Sunday, August 02, 2009

Shooting & The Pennsylvania Game Commission

August was the beginning of the busy season during my twenty three years as a Deputy Wildlife Conservation Officer with the Pennsylvania Game Commission. Mandatory training was conducted over the weekend to accommodate us part-time officers who depended upon other full-time employment to support our families. The training covered a variety of subjects but first and foremost was deadly force training along with firearms qualification. Firearms are the weapon of last resort for a conservation officer. Proficiency in their use is very important for if the situation required them it would be in life and death circumstances.

The officers state revolver match also was held at Game Commission’s Scotia Range near State College Pa. on a Sunday near the beginning of the month.

Deputy Conservation Officers serve under the District Officer who is assigned to the area in which they live. My first District Officer was Mark Crowder, a man who was not only my boss but whom became a friend. Mark also was our first firearms instructor. Not only was Mark a NRA certified instructor but he was also an accomplished handgunner who enjoyed shooting and sharing his knowledge with others. During the early years we deputies would meet with Mark every other Sunday afternoon during the summer to shoot while he instructed us on the latest techniques and corrected our flaws.

This extensive training stood us well when the time to qualify came and also proved to be the winning combination when the Game Commission began the annual match in 1987. Mark and three of us deputies attended this first match garnering the third place team trophy. If memory serves me correctly I placed 21st or 22nd in individual score.

Knowing that we could do better the following year we practiced the course of fire intensely and the payoff for our hard work came. That year I was able to place third in individual score with my first first place finish in 1989.

Sadly this match was discontinued in 2005. The reasons were never stated but I feel sure that the tough financial straits the commission has found itself in had much to do with the decision.

The Fulton County team became known over the next two decades as the team who owned the match with officers from other areas mentioning to us that they had hoped that was would not attend as then they would have had a chance. Our team members varied over the years but thanks to the excellent training our district had a number of outstanding shooters.
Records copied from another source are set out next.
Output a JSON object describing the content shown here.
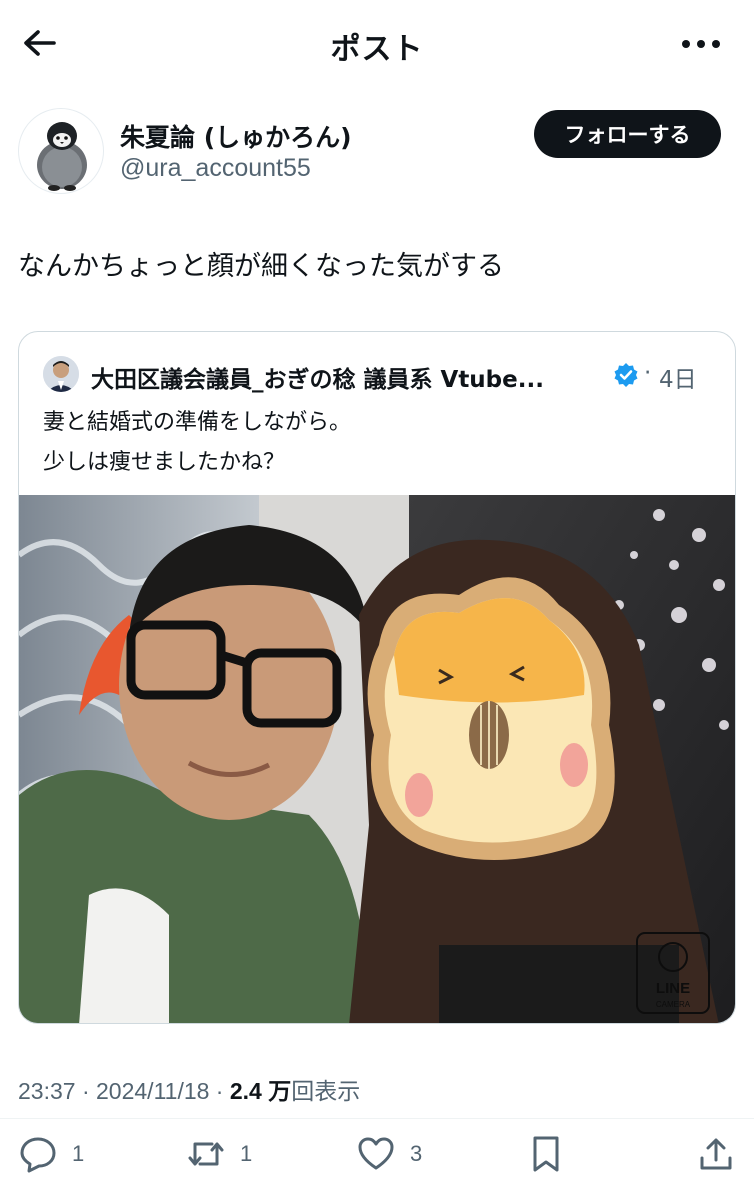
{
  "header": {
    "title": "ポスト",
    "back_icon": "arrow-left-icon",
    "more_icon": "more-horizontal-icon"
  },
  "author": {
    "name": "朱夏論 (しゅかろん)",
    "handle": "@ura_account55",
    "follow_label": "フォローする",
    "avatar_icon": "penguin-avatar"
  },
  "post": {
    "text": "なんかちょっと顔が細くなった気がする"
  },
  "quote": {
    "name": "大田区議会議員_おぎの稔 議員系 Vtube...",
    "separator": "·",
    "time": "4日",
    "verified_color": "#1d9bf0",
    "lines": [
      "妻と結婚式の準備をしながら。",
      "少しは痩せましたかね？"
    ],
    "image_watermark": [
      "LINE",
      "CAMERA"
    ]
  },
  "meta": {
    "time": "23:37",
    "dot1": " · ",
    "date": "2024/11/18",
    "dot2": " · ",
    "views": "2.4 万",
    "views_label": "回表示"
  },
  "actions": {
    "reply_count": "1",
    "retweet_count": "1",
    "like_count": "3"
  },
  "colors": {
    "text": "#0f1419",
    "secondary": "#536471",
    "accent": "#1d9bf0"
  }
}
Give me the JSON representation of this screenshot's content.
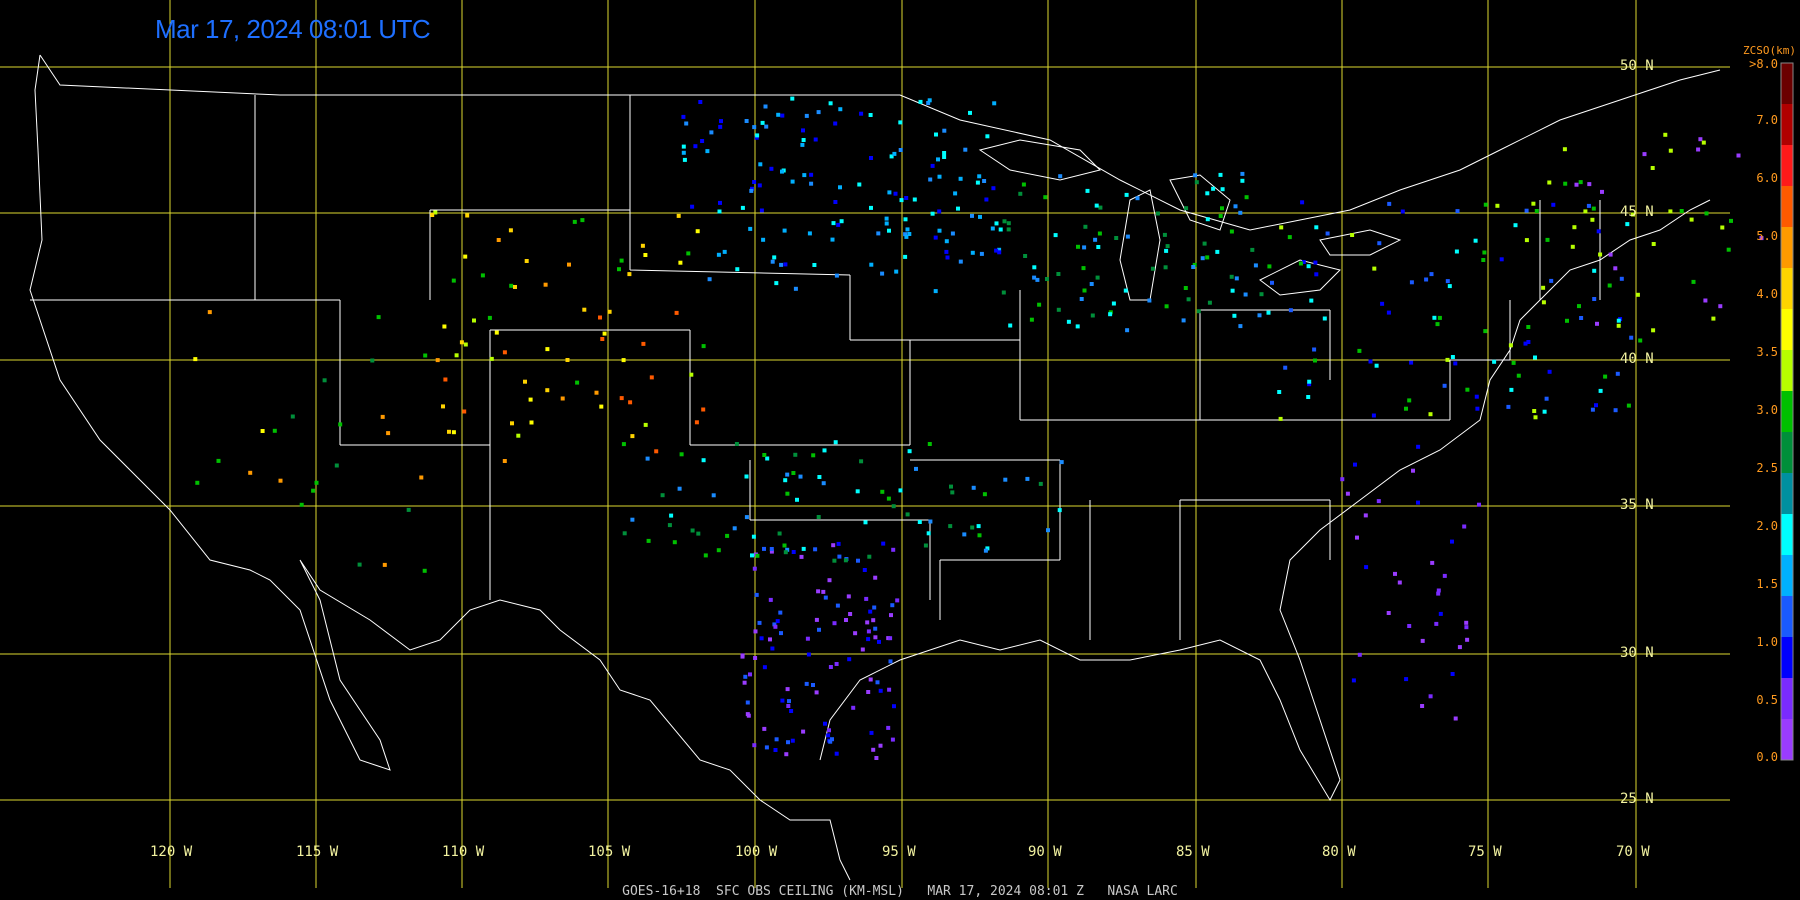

During the years that this match was held I was able to win the first place deputy trophy ten times and I have lost track of the teams wins but suffice to say our team placed first most years even in the years that I could not attend.

The old Smith & Wesson 686 .357 Magnum pictured here is the gun that I used along with one of the winning targets from the match.


Ruth's Photo Blog said...

This is most interesting.Your skills are great,not only in photography.:)

Montanagirl said...

Wow - apparently you DO have skills other than your wonderful photography! That's quite a track record. Good for you. I enjoyed this post a lot. My nephews have a guiding business (Milk River Outfitters), and I grew up in a family that hunted every fall.

Willard said...

A wonderful post!

Some things are quite sad though. I still remember when you received your retirement plaque long after your resignation and the District Officer could only say that the farmers around Needmore missed you a lot. You probably held the state record for winning the revolver match, but he couldn't bring himself to mention that.

Mark Crowder truly was an outstanding officer, and was and is an outstanding person and role model.

Tom said...

I love this... and it is sure something to be proud of... In Britain anything like this or even the use of underpowered airguns are frowned upon... I have friends who shoot still and own guns legally but it is so hard now to obtain a licence.. and even then you can be targeted by the anti-gun (anti-anything)brigade, the local police will also be wary of you as well... If it was known that I held a gun, with a proper licence for keeping one.... if ever the police were called to my home armed responce would turn up..'just in case' I know of a young lad out shooting rats on a rubbish tip..... he was sat on an embankment shooting them as the rats were feeding on the rubbish. He was using a air rifle. .22 not very powerful at all. Someone reported a youth with a fire arm.. the local police, (who remember our police are mostly unarmed...)stand down until a ARV unit (Armed Responce Vehical) could get there... the lad was confronted with 4-5 armed police, he was told in no uncertain tones to lie flat and NOT to move.. Thats how bad it is over here... Guns are treated as something that are killers.... NOT the people that misuse them.
Even folks who use guns just on targets... and the guns are kept at these clubs.. these people are not trusted... 'Why would anyone one to shoot at targets' thats what they are up against... they do no arm, do not hunt, or kill animals... they just simply want to shot targets.. they are frowned upon. Britain really is a 'nanny state' and it seems to be getting worse.
As for knifes, it's worse.... I could not go for a walk in the woodlands with a knife on my belt... or anywhere on my person unless the blade was under 2.5 inch.. The law or law makers seem to think if I carry a knife it will mean that I might be tempted to kill someone with it.

You touched a raw nerve with me today.. ;o)
My blogs today show World In Miniature No.2 and our Granddaughter CaraJade

Ranger said...

Great post bud. I sure miss the old days. Crowder sure was the best instructor i ever served under.